== About this task ==
All the entries that follow are to be returned exactly.

Dataset rows for apps and sites
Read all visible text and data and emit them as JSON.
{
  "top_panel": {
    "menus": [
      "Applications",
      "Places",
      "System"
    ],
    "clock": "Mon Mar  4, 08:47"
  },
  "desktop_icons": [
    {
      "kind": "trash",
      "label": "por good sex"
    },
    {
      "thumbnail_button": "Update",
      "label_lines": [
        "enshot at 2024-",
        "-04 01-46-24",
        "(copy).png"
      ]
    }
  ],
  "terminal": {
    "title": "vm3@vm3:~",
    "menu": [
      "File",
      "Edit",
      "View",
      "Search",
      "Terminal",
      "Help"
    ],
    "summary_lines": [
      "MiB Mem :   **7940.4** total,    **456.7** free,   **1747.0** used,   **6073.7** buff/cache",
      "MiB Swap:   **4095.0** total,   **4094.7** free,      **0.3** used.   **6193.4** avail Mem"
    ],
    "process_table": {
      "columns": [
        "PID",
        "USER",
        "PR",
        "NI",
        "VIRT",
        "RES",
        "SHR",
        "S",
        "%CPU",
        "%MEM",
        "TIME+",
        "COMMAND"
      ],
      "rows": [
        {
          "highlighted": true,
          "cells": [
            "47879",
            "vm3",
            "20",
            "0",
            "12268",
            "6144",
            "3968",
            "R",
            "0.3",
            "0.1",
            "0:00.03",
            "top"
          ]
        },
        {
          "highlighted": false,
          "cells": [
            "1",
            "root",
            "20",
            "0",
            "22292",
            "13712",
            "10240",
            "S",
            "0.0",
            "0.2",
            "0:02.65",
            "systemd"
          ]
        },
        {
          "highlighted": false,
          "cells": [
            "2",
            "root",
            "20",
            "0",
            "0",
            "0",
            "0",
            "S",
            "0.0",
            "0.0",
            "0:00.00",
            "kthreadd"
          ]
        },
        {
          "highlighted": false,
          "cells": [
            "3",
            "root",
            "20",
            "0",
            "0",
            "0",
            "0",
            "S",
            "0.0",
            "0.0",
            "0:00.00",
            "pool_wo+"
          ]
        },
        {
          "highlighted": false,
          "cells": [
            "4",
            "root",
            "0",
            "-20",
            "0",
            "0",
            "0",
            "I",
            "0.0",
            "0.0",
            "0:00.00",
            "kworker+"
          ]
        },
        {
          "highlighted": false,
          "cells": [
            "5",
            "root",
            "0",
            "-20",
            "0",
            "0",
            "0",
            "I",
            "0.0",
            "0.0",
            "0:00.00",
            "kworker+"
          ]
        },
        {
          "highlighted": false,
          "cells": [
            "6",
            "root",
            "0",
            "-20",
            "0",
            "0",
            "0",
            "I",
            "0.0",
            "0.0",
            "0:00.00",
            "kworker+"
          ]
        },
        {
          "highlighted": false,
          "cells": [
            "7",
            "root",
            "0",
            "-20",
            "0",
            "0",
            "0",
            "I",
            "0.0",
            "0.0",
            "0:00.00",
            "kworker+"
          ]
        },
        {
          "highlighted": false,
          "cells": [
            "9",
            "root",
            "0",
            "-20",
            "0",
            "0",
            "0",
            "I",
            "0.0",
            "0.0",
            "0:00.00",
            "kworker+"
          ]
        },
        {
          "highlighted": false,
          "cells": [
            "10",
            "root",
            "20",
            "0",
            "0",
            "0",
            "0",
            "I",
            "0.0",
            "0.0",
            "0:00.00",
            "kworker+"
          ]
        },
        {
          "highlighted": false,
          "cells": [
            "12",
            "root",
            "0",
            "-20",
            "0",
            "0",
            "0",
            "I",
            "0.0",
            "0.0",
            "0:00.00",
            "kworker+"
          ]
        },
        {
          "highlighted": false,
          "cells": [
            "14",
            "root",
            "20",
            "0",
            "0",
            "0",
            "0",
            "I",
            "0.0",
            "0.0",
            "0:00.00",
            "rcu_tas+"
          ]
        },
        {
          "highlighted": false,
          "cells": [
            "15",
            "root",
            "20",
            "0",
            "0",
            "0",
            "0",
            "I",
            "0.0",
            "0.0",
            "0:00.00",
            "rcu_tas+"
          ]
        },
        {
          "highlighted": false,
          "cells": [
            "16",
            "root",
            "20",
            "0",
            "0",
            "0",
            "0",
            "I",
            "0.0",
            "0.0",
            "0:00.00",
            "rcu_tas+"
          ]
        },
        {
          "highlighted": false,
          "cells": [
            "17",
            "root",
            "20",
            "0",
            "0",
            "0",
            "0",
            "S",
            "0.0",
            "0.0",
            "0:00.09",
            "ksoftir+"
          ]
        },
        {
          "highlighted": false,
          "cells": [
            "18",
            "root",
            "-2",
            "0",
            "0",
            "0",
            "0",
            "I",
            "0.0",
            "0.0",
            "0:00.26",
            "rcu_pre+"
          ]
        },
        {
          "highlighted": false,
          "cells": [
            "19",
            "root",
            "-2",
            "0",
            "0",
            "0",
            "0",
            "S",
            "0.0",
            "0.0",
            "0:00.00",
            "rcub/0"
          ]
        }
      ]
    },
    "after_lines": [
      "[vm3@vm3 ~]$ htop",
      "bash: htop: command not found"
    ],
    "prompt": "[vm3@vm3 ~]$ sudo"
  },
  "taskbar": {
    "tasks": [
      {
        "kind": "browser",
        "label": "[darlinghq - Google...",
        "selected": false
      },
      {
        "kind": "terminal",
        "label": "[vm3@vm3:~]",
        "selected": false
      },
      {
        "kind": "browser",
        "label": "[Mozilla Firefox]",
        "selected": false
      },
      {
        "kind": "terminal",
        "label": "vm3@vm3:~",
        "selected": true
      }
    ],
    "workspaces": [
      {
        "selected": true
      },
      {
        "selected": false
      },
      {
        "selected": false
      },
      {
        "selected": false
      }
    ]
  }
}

== Response ==
Read all visible text and data and emit them as JSON.
{
  "top_panel": {
    "menus": [
      "Applications",
      "Places",
      "System"
    ],
    "clock": "Mon Mar  4, 08:47"
  },
  "desktop_icons": [
    {
      "kind": "trash",
      "label": "por good sex"
    },
    {
      "thumbnail_button": "Update",
      "label_lines": [
        "enshot at 2024-",
        "-04 01-46-24",
        "(copy).png"
      ]
    }
  ],
  "terminal": {
    "title": "vm3@vm3:~",
    "menu": [
      "File",
      "Edit",
      "View",
      "Search",
      "Terminal",
      "Help"
    ],
    "summary_lines": [
      "MiB Mem :   **7940.4** total,    **456.7** free,   **1747.0** used,   **6073.7** buff/cache",
      "MiB Swap:   **4095.0** total,   **4094.7** free,      **0.3** used.   **6193.4** avail Mem"
    ],
    "process_table": {
      "columns": [
        "PID",
        "USER",
        "PR",
        "NI",
        "VIRT",
        "RES",
        "SHR",
        "S",
        "%CPU",
        "%MEM",
        "TIME+",
        "COMMAND"
      ],
      "rows": [
        {
          "highlighted": true,
          "cells": [
            "47879",
            "vm3",
            "20",
            "0",
            "12268",
            "6144",
            "3968",
            "R",
            "0.3",
            "0.1",
            "0:00.03",
            "top"
          ]
        },
        {
          "highlighted": false,
          "cells": [
            "1",
            "root",
            "20",
            "0",
            "22292",
            "13712",
            "10240",
            "S",
            "0.0",
            "0.2",
            "0:02.65",
            "systemd"
          ]
        },
        {
          "highlighted": false,
          "cells": [
            "2",
            "root",
            "20",
            "0",
            "0",
            "0",
            "0",
            "S",
            "0.0",
            "0.0",
            "0:00.00",
            "kthreadd"
          ]
        },
        {
          "highlighted": false,
          "cells": [
            "3",
            "root",
            "20",
            "0",
            "0",
            "0",
            "0",
            "S",
            "0.0",
            "0.0",
            "0:00.00",
            "pool_wo+"
          ]
        },
        {
          "highlighted": false,
          "cells": [
            "4",
            "root",
            "0",
            "-20",
            "0",
            "0",
            "0",
            "I",
            "0.0",
            "0.0",
            "0:00.00",
            "kworker+"
          ]
        },
        {
          "highlighted": false,
          "cells": [
            "5",
            "root",
            "0",
            "-20",
            "0",
            "0",
            "0",
            "I",
            "0.0",
            "0.0",
            "0:00.00",
            "kworker+"
          ]
        },
        {
          "highlighted": false,
          "cells": [
            "6",
            "root",
            "0",
            "-20",
            "0",
            "0",
            "0",
            "I",
            "0.0",
            "0.0",
            "0:00.00",
            "kworker+"
          ]
        },
        {
          "highlighted": false,
          "cells": [
            "7",
            "root",
            "0",
            "-20",
            "0",
            "0",
            "0",
            "I",
            "0.0",
            "0.0",
            "0:00.00",
            "kworker+"
          ]
        },
        {
          "highlighted": false,
          "cells": [
            "9",
            "root",
            "0",
            "-20",
            "0",
            "0",
            "0",
            "I",
            "0.0",
            "0.0",
            "0:00.00",
            "kworker+"
          ]
        },
        {
          "highlighted": false,
          "cells": [
            "10",
            "root",
            "20",
            "0",
            "0",
            "0",
            "0",
            "I",
            "0.0",
            "0.0",
            "0:00.00",
            "kworker+"
          ]
        },
        {
          "highlighted": false,
          "cells": [
            "12",
            "root",
            "0",
            "-20",
            "0",
            "0",
            "0",
            "I",
            "0.0",
            "0.0",
            "0:00.00",
            "kworker+"
          ]
        },
        {
          "highlighted": false,
          "cells": [
            "14",
            "root",
            "20",
            "0",
            "0",
            "0",
            "0",
            "I",
            "0.0",
            "0.0",
            "0:00.00",
            "rcu_tas+"
          ]
        },
        {
          "highlighted": false,
          "cells": [
            "15",
            "root",
            "20",
            "0",
            "0",
            "0",
            "0",
            "I",
            "0.0",
            "0.0",
            "0:00.00",
            "rcu_tas+"
          ]
        },
        {
          "highlighted": false,
          "cells": [
            "16",
            "root",
            "20",
            "0",
            "0",
            "0",
            "0",
            "I",
            "0.0",
            "0.0",
            "0:00.00",
            "rcu_tas+"
          ]
        },
        {
          "highlighted": false,
          "cells": [
            "17",
            "root",
            "20",
            "0",
            "0",
            "0",
            "0",
            "S",
            "0.0",
            "0.0",
            "0:00.09",
            "ksoftir+"
          ]
        },
        {
          "highlighted": false,
          "cells": [
            "18",
            "root",
            "-2",
            "0",
            "0",
            "0",
            "0",
            "I",
            "0.0",
            "0.0",
            "0:00.26",
            "rcu_pre+"
          ]
        },
        {
          "highlighted": false,
          "cells": [
            "19",
            "root",
            "-2",
            "0",
            "0",
            "0",
            "0",
            "S",
            "0.0",
            "0.0",
            "0:00.00",
            "rcub/0"
          ]
        }
      ]
    },
    "after_lines": [
      "[vm3@vm3 ~]$ htop",
      "bash: htop: command not found"
    ],
    "prompt": "[vm3@vm3 ~]$ sudo"
  },
  "taskbar": {
    "tasks": [
      {
        "kind": "browser",
        "label": "[darlinghq - Google...",
        "selected": false
      },
      {
        "kind": "terminal",
        "label": "[vm3@vm3:~]",
        "selected": false
      },
      {
        "kind": "browser",
        "label": "[Mozilla Firefox]",
        "selected": false
      },
      {
        "kind": "terminal",
        "label": "vm3@vm3:~",
        "selected": true
      }
    ],
    "workspaces": [
      {
        "selected": true
      },
      {
        "selected": false
      },
      {
        "selected": false
      },
      {
        "selected": false
      }
    ]
  }
}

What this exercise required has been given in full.